An exact reproduction of the records is required. Images must be left out.

- **SUPPLIED RECORDS**
--------

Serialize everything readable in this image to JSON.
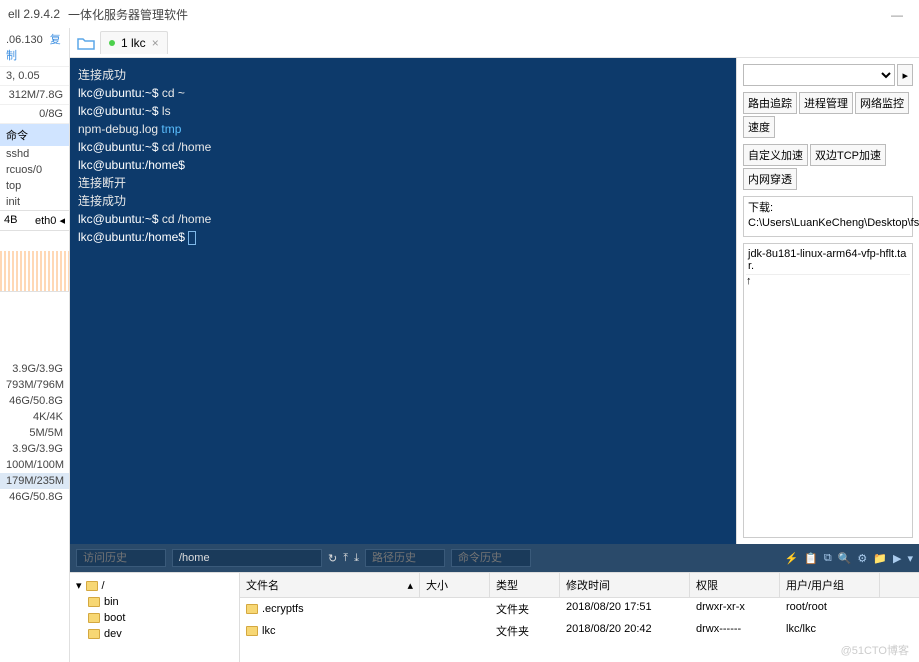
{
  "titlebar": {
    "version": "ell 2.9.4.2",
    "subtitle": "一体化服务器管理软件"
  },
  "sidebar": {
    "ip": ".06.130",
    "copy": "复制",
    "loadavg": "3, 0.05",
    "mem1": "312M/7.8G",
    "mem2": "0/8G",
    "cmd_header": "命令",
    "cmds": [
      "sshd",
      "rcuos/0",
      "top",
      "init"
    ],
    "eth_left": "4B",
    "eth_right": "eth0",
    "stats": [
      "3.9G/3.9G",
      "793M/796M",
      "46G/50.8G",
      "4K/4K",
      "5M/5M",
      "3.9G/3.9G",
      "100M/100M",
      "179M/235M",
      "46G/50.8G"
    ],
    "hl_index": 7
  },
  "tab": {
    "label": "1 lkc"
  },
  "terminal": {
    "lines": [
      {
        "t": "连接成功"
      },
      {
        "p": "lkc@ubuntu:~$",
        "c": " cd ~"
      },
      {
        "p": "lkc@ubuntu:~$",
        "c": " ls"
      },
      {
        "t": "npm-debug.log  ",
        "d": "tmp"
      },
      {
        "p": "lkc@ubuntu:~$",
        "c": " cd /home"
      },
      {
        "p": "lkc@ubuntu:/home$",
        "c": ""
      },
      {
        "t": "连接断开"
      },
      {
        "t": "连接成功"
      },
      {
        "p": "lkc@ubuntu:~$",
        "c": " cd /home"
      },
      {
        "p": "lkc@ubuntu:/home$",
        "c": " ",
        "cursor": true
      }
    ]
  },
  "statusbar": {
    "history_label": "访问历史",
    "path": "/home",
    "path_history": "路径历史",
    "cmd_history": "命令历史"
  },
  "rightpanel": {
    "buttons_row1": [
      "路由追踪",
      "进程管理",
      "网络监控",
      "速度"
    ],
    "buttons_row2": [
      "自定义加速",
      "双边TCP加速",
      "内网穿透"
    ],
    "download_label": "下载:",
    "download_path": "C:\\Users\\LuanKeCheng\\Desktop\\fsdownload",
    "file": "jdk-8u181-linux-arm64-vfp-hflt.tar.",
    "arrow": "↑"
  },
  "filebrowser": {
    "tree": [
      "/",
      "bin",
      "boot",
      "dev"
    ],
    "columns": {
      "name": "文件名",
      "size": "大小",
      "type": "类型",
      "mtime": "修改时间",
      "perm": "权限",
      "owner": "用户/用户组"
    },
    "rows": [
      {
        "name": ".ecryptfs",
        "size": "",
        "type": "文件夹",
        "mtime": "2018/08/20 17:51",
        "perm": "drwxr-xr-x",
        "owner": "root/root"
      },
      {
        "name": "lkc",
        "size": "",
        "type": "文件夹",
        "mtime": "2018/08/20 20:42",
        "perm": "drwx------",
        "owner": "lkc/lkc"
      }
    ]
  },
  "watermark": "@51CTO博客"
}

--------

- **RESULT**
Serialize everything readable in this image to JSON.
{
  "titlebar": {
    "version": "ell 2.9.4.2",
    "subtitle": "一体化服务器管理软件"
  },
  "sidebar": {
    "ip": ".06.130",
    "copy": "复制",
    "loadavg": "3, 0.05",
    "mem1": "312M/7.8G",
    "mem2": "0/8G",
    "cmd_header": "命令",
    "cmds": [
      "sshd",
      "rcuos/0",
      "top",
      "init"
    ],
    "eth_left": "4B",
    "eth_right": "eth0",
    "stats": [
      "3.9G/3.9G",
      "793M/796M",
      "46G/50.8G",
      "4K/4K",
      "5M/5M",
      "3.9G/3.9G",
      "100M/100M",
      "179M/235M",
      "46G/50.8G"
    ],
    "hl_index": 7
  },
  "tab": {
    "label": "1 lkc"
  },
  "terminal": {
    "lines": [
      {
        "t": "连接成功"
      },
      {
        "p": "lkc@ubuntu:~$",
        "c": " cd ~"
      },
      {
        "p": "lkc@ubuntu:~$",
        "c": " ls"
      },
      {
        "t": "npm-debug.log  ",
        "d": "tmp"
      },
      {
        "p": "lkc@ubuntu:~$",
        "c": " cd /home"
      },
      {
        "p": "lkc@ubuntu:/home$",
        "c": ""
      },
      {
        "t": "连接断开"
      },
      {
        "t": "连接成功"
      },
      {
        "p": "lkc@ubuntu:~$",
        "c": " cd /home"
      },
      {
        "p": "lkc@ubuntu:/home$",
        "c": " ",
        "cursor": true
      }
    ]
  },
  "statusbar": {
    "history_label": "访问历史",
    "path": "/home",
    "path_history": "路径历史",
    "cmd_history": "命令历史"
  },
  "rightpanel": {
    "buttons_row1": [
      "路由追踪",
      "进程管理",
      "网络监控",
      "速度"
    ],
    "buttons_row2": [
      "自定义加速",
      "双边TCP加速",
      "内网穿透"
    ],
    "download_label": "下载:",
    "download_path": "C:\\Users\\LuanKeCheng\\Desktop\\fsdownload",
    "file": "jdk-8u181-linux-arm64-vfp-hflt.tar.",
    "arrow": "↑"
  },
  "filebrowser": {
    "tree": [
      "/",
      "bin",
      "boot",
      "dev"
    ],
    "columns": {
      "name": "文件名",
      "size": "大小",
      "type": "类型",
      "mtime": "修改时间",
      "perm": "权限",
      "owner": "用户/用户组"
    },
    "rows": [
      {
        "name": ".ecryptfs",
        "size": "",
        "type": "文件夹",
        "mtime": "2018/08/20 17:51",
        "perm": "drwxr-xr-x",
        "owner": "root/root"
      },
      {
        "name": "lkc",
        "size": "",
        "type": "文件夹",
        "mtime": "2018/08/20 20:42",
        "perm": "drwx------",
        "owner": "lkc/lkc"
      }
    ]
  },
  "watermark": "@51CTO博客"
}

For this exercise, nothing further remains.